Last year we worked with a number of rural organisations, including counselling providers, to set out the huge challenges facing the farming industry and the impact on farmers’ mental health.
An article in Workplace journal examined the mental health of the farming industry ‘All things bright and beautiful’ while the rural charity, the Royal Agricultural Benevolent Institution (RABI), worked with us to commission an online counselling service for farmers.
This year, with the COVID-19 and post-Brexit landscape in mind, we’ve revisited the topic. We’re working closely with RABI to extend their counselling service and will be taking a key role in helping them recruit and train counsellors with the necessary skills.
This means more paid roles for our members and will help plug gaps in counselling provision for some of the most vulnerable workers in the UK.
Kris Ambler, our Workforce Lead, talked about rural mental health and suicide at the Wales Staying Connected event, and a follow up piece on the topic will appear in July’s edition of the Workplace journal.
We’ll also be supporting a major piece of ESRC funded research, led by academics at the University of Reading, which seeks to map the mental health support landscape for rural workers, identify gaps, and lobby policy makers for investment.
Supporting counselling services in Northern Ireland
A change to the off-payroll (IR35) tax rules came into force in April, which saw the private sector move in line with public sector in determining IR35 eligibility.
Our Workforce Lead Kris Ambler wrote a comprehensive document for member guidance on IR35.
We worked closely with a group of concerned members in Northern Ireland to understand communication that GP surgeries had received from the Health and Social Care Board (HSCB) and determined that it contained a number of inaccuracies.
As result of these inaccuracies, several GP surgeries informed counselling services they might have to cut provision.
In response, we contacted Dr Margaret O’Brien, the Assistant Director of Integrated Care at HSCB, outlining the issues raised by our members and highlighting the misinterpretation of the IR35 legislation.
HSCB recognised that their guidance, including an FAQ document for GP surgeries, was misleading and would seek to contact all GP surgeries with correct, updated guidance and signpost them to our online resource for clarity.
The issue subsequently attracted press interest, with the BBC’s Northern Ireland correspondent covering the issue.
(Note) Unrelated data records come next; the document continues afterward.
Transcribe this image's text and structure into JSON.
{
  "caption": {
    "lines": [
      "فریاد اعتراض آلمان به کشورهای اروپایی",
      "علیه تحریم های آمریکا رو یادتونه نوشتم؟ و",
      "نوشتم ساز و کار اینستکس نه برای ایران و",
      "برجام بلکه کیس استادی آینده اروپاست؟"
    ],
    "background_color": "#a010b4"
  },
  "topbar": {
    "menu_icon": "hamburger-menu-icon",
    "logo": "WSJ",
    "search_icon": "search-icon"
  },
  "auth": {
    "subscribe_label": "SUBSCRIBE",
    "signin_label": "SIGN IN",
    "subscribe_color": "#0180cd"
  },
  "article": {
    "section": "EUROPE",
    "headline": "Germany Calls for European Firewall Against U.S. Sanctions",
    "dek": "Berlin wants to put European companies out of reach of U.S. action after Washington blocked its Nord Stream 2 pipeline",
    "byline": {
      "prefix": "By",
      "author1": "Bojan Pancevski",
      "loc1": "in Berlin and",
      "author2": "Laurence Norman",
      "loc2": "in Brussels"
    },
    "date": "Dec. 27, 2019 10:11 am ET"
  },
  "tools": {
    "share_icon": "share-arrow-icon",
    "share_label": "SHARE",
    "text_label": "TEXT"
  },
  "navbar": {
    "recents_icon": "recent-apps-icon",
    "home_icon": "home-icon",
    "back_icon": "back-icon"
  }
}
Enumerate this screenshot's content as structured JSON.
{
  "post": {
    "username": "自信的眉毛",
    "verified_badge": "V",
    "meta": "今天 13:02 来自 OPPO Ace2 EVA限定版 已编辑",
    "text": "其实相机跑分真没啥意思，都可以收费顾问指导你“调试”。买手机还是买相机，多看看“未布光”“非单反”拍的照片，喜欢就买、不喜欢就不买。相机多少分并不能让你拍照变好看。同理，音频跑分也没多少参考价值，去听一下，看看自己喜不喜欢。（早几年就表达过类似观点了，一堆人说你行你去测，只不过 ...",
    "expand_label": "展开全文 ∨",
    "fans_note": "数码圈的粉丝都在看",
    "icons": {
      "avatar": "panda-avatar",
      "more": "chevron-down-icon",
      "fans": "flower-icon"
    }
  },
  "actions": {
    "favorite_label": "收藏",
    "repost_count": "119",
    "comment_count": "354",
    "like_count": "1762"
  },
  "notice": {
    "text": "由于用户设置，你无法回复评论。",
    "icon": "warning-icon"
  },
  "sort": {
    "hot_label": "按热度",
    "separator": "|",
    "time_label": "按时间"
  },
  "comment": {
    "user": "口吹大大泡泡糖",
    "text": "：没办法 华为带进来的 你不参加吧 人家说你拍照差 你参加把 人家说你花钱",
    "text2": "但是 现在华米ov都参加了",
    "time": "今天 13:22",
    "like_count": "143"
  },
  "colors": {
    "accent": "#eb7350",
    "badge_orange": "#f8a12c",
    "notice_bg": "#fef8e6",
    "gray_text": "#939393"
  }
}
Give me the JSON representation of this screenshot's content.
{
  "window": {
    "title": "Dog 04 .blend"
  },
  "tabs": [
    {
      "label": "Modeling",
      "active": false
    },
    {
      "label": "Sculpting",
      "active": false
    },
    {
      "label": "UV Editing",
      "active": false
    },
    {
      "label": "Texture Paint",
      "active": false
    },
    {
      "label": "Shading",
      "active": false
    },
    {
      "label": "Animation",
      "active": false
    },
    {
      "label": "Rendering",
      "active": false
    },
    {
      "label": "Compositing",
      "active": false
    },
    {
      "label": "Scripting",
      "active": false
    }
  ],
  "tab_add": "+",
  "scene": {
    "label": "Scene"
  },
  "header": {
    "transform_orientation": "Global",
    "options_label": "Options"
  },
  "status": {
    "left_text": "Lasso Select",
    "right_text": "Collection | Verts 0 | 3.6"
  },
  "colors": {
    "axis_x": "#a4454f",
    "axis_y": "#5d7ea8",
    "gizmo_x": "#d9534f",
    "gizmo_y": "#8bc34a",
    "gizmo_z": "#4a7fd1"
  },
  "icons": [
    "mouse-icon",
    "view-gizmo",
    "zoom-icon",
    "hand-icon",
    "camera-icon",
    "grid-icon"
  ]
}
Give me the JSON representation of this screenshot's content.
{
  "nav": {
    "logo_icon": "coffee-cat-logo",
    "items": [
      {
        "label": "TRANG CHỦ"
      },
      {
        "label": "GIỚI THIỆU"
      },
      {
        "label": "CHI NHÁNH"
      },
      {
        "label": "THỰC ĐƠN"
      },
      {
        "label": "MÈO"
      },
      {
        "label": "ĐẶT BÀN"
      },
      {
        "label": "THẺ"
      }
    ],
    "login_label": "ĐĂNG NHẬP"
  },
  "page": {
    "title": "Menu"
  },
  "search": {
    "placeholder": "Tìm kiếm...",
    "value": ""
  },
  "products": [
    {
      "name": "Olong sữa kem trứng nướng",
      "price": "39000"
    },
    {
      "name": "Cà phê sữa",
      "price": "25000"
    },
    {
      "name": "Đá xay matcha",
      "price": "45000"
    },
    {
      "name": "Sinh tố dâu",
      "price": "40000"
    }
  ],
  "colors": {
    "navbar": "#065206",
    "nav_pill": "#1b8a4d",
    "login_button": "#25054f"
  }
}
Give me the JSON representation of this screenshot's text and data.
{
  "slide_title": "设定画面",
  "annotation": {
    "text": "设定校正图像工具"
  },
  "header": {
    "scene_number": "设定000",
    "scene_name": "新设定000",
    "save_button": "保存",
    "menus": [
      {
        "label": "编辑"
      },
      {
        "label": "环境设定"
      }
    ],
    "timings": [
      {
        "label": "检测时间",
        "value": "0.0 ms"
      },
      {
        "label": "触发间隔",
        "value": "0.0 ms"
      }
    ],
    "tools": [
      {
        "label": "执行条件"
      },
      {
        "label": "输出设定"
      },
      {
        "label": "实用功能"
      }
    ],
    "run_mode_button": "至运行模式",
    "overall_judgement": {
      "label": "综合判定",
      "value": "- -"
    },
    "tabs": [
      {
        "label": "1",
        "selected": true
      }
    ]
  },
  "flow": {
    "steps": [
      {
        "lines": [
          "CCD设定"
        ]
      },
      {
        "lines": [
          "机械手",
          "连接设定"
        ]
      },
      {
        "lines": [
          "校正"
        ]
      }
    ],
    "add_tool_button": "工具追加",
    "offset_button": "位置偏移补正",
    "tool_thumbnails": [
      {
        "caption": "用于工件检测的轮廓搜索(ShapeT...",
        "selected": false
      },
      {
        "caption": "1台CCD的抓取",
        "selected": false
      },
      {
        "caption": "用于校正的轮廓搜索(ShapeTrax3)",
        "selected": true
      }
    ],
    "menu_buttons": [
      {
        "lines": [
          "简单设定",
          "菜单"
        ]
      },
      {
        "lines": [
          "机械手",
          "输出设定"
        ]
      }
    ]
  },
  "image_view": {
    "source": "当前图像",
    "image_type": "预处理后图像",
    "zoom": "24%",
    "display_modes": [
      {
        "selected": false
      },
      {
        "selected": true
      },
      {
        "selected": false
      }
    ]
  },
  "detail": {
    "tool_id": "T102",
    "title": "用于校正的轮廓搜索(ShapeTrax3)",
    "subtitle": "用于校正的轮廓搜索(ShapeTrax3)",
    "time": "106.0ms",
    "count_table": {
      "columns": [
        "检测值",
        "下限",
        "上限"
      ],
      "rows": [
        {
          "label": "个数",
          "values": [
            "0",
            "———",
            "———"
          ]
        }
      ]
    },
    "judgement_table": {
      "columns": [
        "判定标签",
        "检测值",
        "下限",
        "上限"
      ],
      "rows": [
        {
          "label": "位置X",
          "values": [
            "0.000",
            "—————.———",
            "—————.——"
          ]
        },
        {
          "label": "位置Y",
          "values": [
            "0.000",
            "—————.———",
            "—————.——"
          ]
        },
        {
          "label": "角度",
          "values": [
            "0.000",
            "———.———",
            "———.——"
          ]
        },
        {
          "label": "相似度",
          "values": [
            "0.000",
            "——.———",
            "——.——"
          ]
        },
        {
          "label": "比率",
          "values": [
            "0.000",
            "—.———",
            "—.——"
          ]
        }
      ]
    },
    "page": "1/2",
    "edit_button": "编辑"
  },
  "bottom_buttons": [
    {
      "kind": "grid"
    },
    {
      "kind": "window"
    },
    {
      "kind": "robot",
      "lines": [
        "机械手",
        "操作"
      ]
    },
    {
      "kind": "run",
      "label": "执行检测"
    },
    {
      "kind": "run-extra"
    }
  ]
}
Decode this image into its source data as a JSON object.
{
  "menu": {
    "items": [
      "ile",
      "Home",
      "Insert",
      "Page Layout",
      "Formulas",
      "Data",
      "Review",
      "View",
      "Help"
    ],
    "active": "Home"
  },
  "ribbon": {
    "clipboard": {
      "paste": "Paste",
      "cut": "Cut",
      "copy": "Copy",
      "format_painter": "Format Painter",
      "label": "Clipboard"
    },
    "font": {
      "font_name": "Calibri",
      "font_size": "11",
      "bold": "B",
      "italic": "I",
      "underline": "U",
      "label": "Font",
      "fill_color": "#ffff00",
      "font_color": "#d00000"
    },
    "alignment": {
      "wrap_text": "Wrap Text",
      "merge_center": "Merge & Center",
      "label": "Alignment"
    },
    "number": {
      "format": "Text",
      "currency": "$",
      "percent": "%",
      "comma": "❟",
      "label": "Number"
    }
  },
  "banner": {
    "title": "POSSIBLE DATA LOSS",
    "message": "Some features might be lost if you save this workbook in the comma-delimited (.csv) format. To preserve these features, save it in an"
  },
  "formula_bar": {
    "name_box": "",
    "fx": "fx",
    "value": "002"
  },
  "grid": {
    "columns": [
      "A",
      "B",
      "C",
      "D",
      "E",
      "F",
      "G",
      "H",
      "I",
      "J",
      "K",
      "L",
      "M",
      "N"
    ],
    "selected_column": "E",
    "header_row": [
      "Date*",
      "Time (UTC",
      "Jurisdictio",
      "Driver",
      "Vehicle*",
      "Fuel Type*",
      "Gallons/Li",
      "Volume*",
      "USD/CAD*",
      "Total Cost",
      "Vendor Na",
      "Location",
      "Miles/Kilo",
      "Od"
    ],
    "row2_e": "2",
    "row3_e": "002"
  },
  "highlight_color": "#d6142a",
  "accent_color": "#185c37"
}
We’ve since briefed and updated the reporter and may contribute to another BBC report.